• Managing money.  No one ever tells you how to run a research group's finances.  No one ever explicitly sits you down and explains how the university's finances really work, what indirect costs really mean, how to deal with unanticipated financial issues, how to write a budget justification, how to stretch money as far as possible, how to negotiate with vendors, how the university accounting system works, how much responsibility to delegate to students/postdocs, how you may interact with the office of research accounting, how to do effort reporting.
• Working with colleagues within the department and the university.  (actually, my department does a decent job at this through faculty mentoring, but most of that was put in place after I had been promoted already.)  How does university decision making work, what can the chair do, what do the deans do, what does the provost do.  Why are there so many university committees?  Do any of them do anything useful?  Are they just a refuge for people with too much free time, who like to argue for hours about whether "could" or "should" is the appropriate language for a policy?
• Writing.  The only way people learn to write all of the really critical documents (papers, grant proposals, white papers, little blurbs for the department web page, group websites, etc.) is by doing.
• Teaching.  At the modern research university, there is an assumption that you can pick up teaching.  This is widely considered insulting by serious education professionals, though there is truth to it - most people who are highly successful, communicative, organized scientists tend to be pretty good in the classroom, since good teaching requires good communications and organization capabilities (though also considerably more).
• Time management.  No one teaches you how to budget your time, but if you can't do it reasonably well, you're really in trouble.  (For example, I should be writing three other things right now....)

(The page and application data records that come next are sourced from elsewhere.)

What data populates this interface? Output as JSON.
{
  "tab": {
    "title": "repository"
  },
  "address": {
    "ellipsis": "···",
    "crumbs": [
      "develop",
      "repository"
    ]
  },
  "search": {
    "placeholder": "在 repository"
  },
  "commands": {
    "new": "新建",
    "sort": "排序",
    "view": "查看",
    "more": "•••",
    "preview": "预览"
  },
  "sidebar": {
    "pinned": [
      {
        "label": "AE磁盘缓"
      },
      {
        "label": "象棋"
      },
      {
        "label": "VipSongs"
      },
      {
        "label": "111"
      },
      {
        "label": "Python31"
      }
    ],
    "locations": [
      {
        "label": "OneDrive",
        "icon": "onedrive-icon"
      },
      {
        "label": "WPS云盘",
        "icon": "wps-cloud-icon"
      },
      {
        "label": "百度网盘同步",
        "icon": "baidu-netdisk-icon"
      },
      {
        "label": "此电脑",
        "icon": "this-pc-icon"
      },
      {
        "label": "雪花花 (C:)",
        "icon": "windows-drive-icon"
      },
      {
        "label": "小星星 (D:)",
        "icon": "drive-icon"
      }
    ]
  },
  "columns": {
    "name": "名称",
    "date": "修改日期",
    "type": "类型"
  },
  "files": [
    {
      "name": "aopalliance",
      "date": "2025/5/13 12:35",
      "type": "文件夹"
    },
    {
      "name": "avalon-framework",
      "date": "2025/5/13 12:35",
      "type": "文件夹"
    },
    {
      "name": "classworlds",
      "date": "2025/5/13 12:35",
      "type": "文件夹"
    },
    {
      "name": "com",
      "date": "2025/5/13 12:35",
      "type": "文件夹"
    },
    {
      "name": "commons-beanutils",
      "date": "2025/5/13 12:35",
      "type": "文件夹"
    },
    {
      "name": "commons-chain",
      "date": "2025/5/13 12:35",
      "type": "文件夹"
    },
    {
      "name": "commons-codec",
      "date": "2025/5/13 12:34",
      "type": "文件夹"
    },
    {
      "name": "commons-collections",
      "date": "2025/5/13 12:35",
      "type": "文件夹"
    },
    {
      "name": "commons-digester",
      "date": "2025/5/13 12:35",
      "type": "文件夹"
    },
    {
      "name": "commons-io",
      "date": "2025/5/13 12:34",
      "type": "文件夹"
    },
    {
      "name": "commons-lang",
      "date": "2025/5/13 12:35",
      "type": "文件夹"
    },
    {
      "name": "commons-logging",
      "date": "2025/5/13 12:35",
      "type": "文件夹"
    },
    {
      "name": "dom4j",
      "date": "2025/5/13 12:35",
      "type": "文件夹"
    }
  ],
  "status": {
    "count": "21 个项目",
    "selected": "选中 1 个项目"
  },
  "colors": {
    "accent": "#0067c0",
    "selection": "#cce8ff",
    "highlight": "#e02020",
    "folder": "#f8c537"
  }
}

Thoughts?  Anyone have any other examples of things we're expected to know but are never taught?  Suggested solutions to this problem?